» **Component data from apps and pages**
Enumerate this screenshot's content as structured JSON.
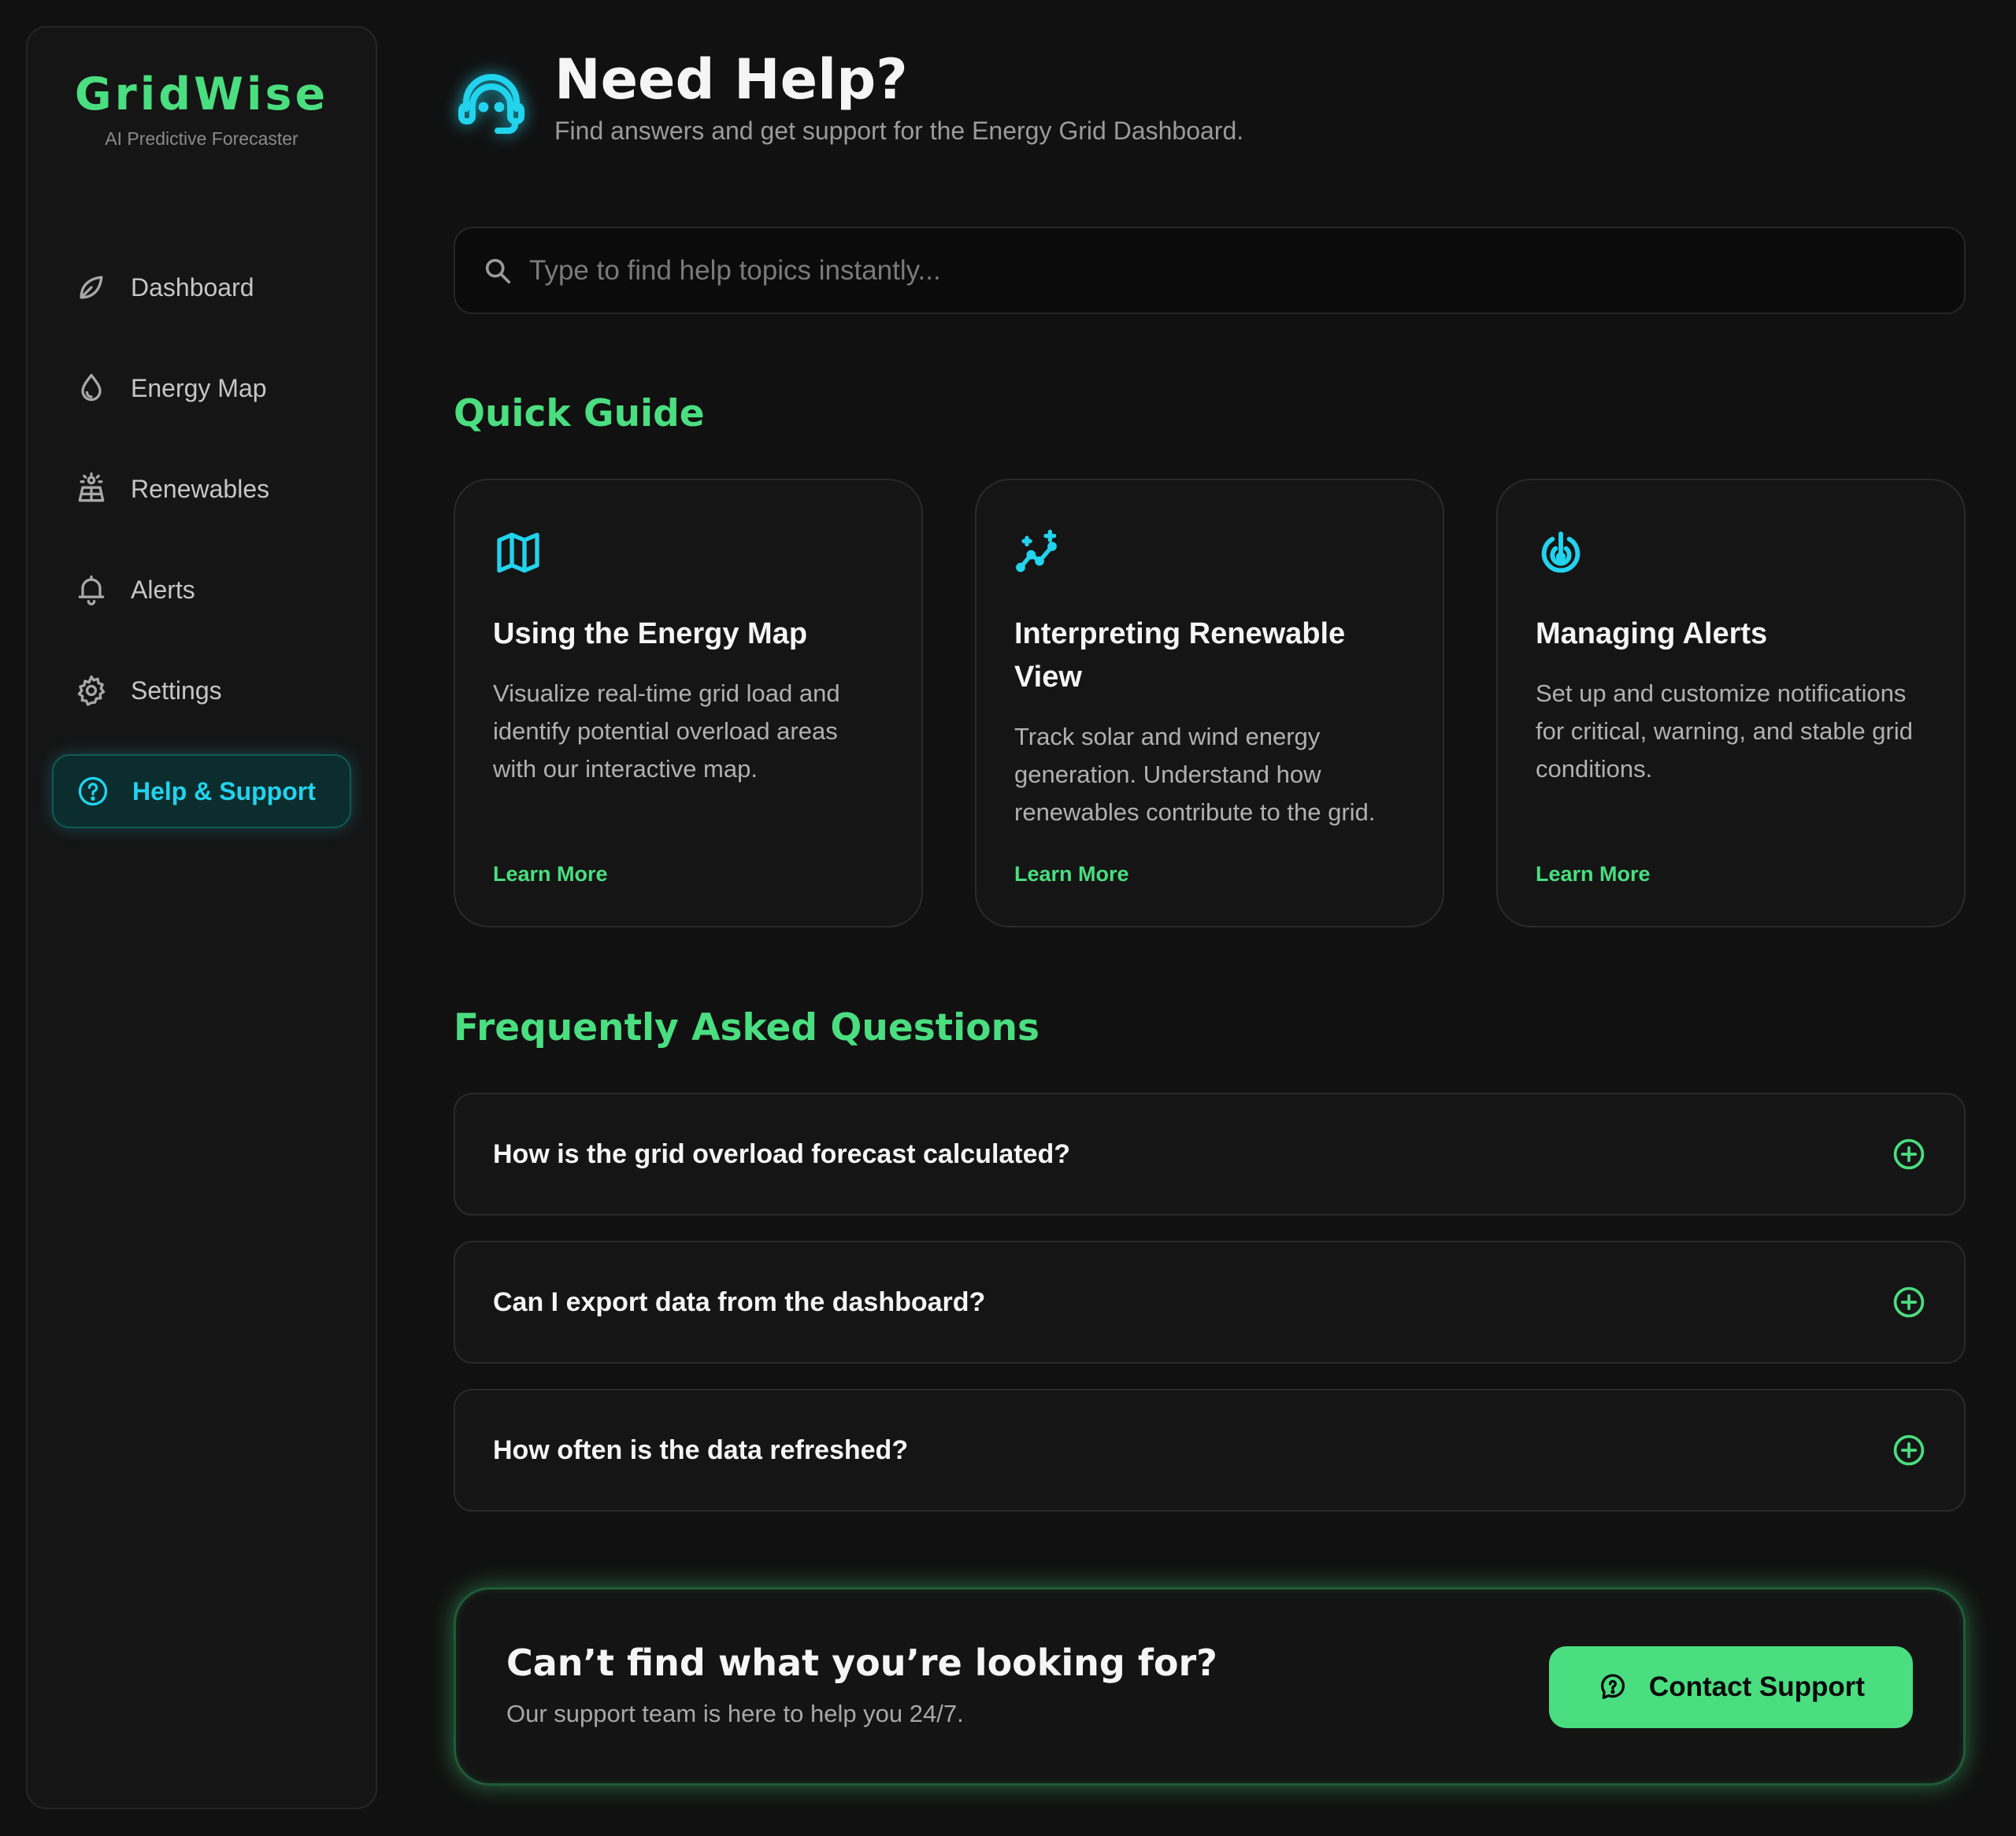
{
  "brand": {
    "name": "GridWise",
    "tagline": "AI Predictive Forecaster"
  },
  "sidebar": {
    "items": [
      {
        "label": "Dashboard",
        "icon": "leaf-icon",
        "active": false
      },
      {
        "label": "Energy Map",
        "icon": "droplet-icon",
        "active": false
      },
      {
        "label": "Renewables",
        "icon": "solar-panel-icon",
        "active": false
      },
      {
        "label": "Alerts",
        "icon": "bell-icon",
        "active": false
      },
      {
        "label": "Settings",
        "icon": "gear-icon",
        "active": false
      },
      {
        "label": "Help & Support",
        "icon": "help-circle-icon",
        "active": true
      }
    ]
  },
  "header": {
    "icon": "headset-icon",
    "title": "Need Help?",
    "subtitle": "Find answers and get support for the Energy Grid Dashboard."
  },
  "search": {
    "placeholder": "Type to find help topics instantly...",
    "value": ""
  },
  "quick_guide": {
    "title": "Quick Guide",
    "cards": [
      {
        "icon": "map-icon",
        "title": "Using the Energy Map",
        "description": "Visualize real-time grid load and identify potential overload areas with our interactive map.",
        "link": "Learn More"
      },
      {
        "icon": "sparkle-chart-icon",
        "title": "Interpreting Renewable View",
        "description": "Track solar and wind energy generation. Understand how renewables contribute to the grid.",
        "link": "Learn More"
      },
      {
        "icon": "target-alert-icon",
        "title": "Managing Alerts",
        "description": "Set up and customize notifications for critical, warning, and stable grid conditions.",
        "link": "Learn More"
      }
    ]
  },
  "faq": {
    "title": "Frequently Asked Questions",
    "items": [
      {
        "question": "How is the grid overload forecast calculated?",
        "icon": "plus-circle-icon"
      },
      {
        "question": "Can I export data from the dashboard?",
        "icon": "plus-circle-icon"
      },
      {
        "question": "How often is the data refreshed?",
        "icon": "plus-circle-icon"
      }
    ]
  },
  "cta": {
    "title": "Can’t find what you’re looking for?",
    "subtitle": "Our support team is here to help you 24/7.",
    "button_label": "Contact Support",
    "button_icon": "help-bubble-icon"
  },
  "colors": {
    "background": "#111111",
    "panel": "#151515",
    "accent_green": "#4ade80",
    "accent_cyan": "#22d3ee",
    "text_primary": "#f5f5f5",
    "text_muted": "#9a9a9a"
  }
}
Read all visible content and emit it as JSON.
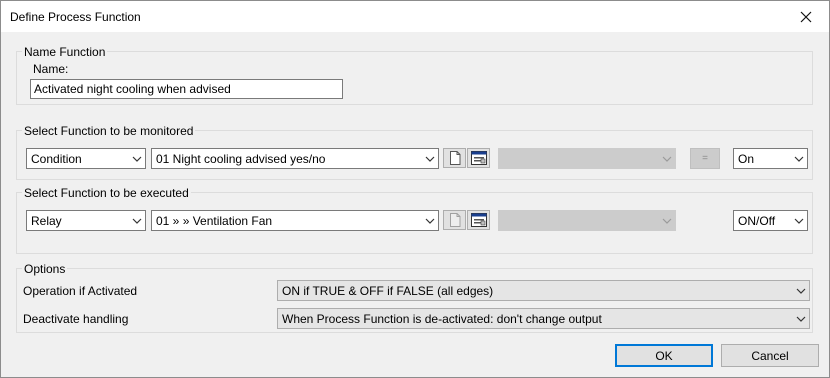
{
  "window": {
    "title": "Define Process Function"
  },
  "name_group": {
    "label": "Name Function",
    "name_label": "Name:",
    "name_value": "Activated night cooling when advised"
  },
  "monitored_group": {
    "label": "Select Function to be monitored",
    "type_value": "Condition",
    "function_value": "01  Night cooling advised yes/no",
    "extra_value": "",
    "compare_label": "=",
    "state_value": "On"
  },
  "executed_group": {
    "label": "Select Function to be executed",
    "type_value": "Relay",
    "function_value": "01  »  » Ventilation Fan",
    "extra_value": "",
    "state_value": "ON/Off"
  },
  "options_group": {
    "label": "Options",
    "operation_label": "Operation if Activated",
    "operation_value": "ON if TRUE & OFF if FALSE (all edges)",
    "deactivate_label": "Deactivate handling",
    "deactivate_value": "When Process Function is de-activated: don't change output"
  },
  "buttons": {
    "ok": "OK",
    "cancel": "Cancel"
  },
  "icons": {
    "close": "close-icon",
    "new_document": "new-document-icon",
    "properties": "properties-icon",
    "dropdown": "chevron-down-icon"
  }
}
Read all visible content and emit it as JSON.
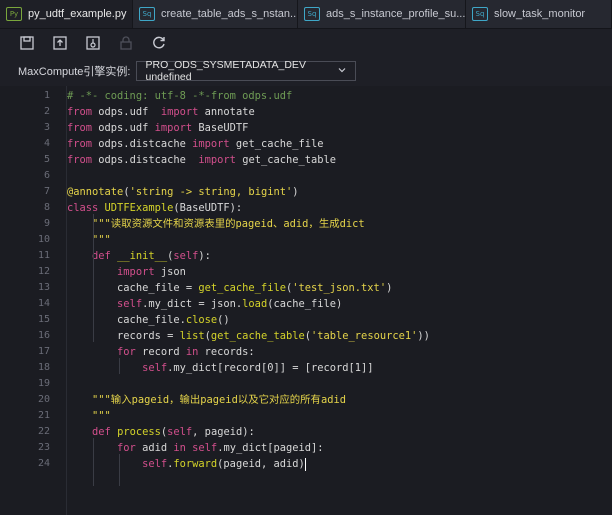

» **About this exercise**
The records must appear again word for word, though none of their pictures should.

» **Answer space**
Enumerate this screenshot's content as structured JSON.
{
  "brand": {
    "name": "GridWise",
    "tagline": "AI Predictive Forecaster"
  },
  "sidebar": {
    "items": [
      {
        "label": "Dashboard",
        "icon": "leaf-icon",
        "active": false
      },
      {
        "label": "Energy Map",
        "icon": "droplet-icon",
        "active": false
      },
      {
        "label": "Renewables",
        "icon": "solar-panel-icon",
        "active": false
      },
      {
        "label": "Alerts",
        "icon": "bell-icon",
        "active": false
      },
      {
        "label": "Settings",
        "icon": "gear-icon",
        "active": false
      },
      {
        "label": "Help & Support",
        "icon": "help-circle-icon",
        "active": true
      }
    ]
  },
  "header": {
    "icon": "headset-icon",
    "title": "Need Help?",
    "subtitle": "Find answers and get support for the Energy Grid Dashboard."
  },
  "search": {
    "placeholder": "Type to find help topics instantly...",
    "value": ""
  },
  "quick_guide": {
    "title": "Quick Guide",
    "cards": [
      {
        "icon": "map-icon",
        "title": "Using the Energy Map",
        "description": "Visualize real-time grid load and identify potential overload areas with our interactive map.",
        "link": "Learn More"
      },
      {
        "icon": "sparkle-chart-icon",
        "title": "Interpreting Renewable View",
        "description": "Track solar and wind energy generation. Understand how renewables contribute to the grid.",
        "link": "Learn More"
      },
      {
        "icon": "target-alert-icon",
        "title": "Managing Alerts",
        "description": "Set up and customize notifications for critical, warning, and stable grid conditions.",
        "link": "Learn More"
      }
    ]
  },
  "faq": {
    "title": "Frequently Asked Questions",
    "items": [
      {
        "question": "How is the grid overload forecast calculated?",
        "icon": "plus-circle-icon"
      },
      {
        "question": "Can I export data from the dashboard?",
        "icon": "plus-circle-icon"
      },
      {
        "question": "How often is the data refreshed?",
        "icon": "plus-circle-icon"
      }
    ]
  },
  "cta": {
    "title": "Can’t find what you’re looking for?",
    "subtitle": "Our support team is here to help you 24/7.",
    "button_label": "Contact Support",
    "button_icon": "help-bubble-icon"
  },
  "colors": {
    "background": "#111111",
    "panel": "#151515",
    "accent_green": "#4ade80",
    "accent_cyan": "#22d3ee",
    "text_primary": "#f5f5f5",
    "text_muted": "#9a9a9a"
  }
}
Read all visible content and emit it as JSON.
{
  "window": {
    "title": "Define Process Function"
  },
  "name_group": {
    "label": "Name Function",
    "name_label": "Name:",
    "name_value": "Activated night cooling when advised"
  },
  "monitored_group": {
    "label": "Select Function to be monitored",
    "type_value": "Condition",
    "function_value": "01  Night cooling advised yes/no",
    "extra_value": "",
    "compare_label": "=",
    "state_value": "On"
  },
  "executed_group": {
    "label": "Select Function to be executed",
    "type_value": "Relay",
    "function_value": "01  »  » Ventilation Fan",
    "extra_value": "",
    "state_value": "ON/Off"
  },
  "options_group": {
    "label": "Options",
    "operation_label": "Operation if Activated",
    "operation_value": "ON if TRUE & OFF if FALSE (all edges)",
    "deactivate_label": "Deactivate handling",
    "deactivate_value": "When Process Function is de-activated: don't change output"
  },
  "buttons": {
    "ok": "OK",
    "cancel": "Cancel"
  },
  "icons": {
    "close": "close-icon",
    "new_document": "new-document-icon",
    "properties": "properties-icon",
    "dropdown": "chevron-down-icon"
  }
}
Read all visible content and emit it as JSON.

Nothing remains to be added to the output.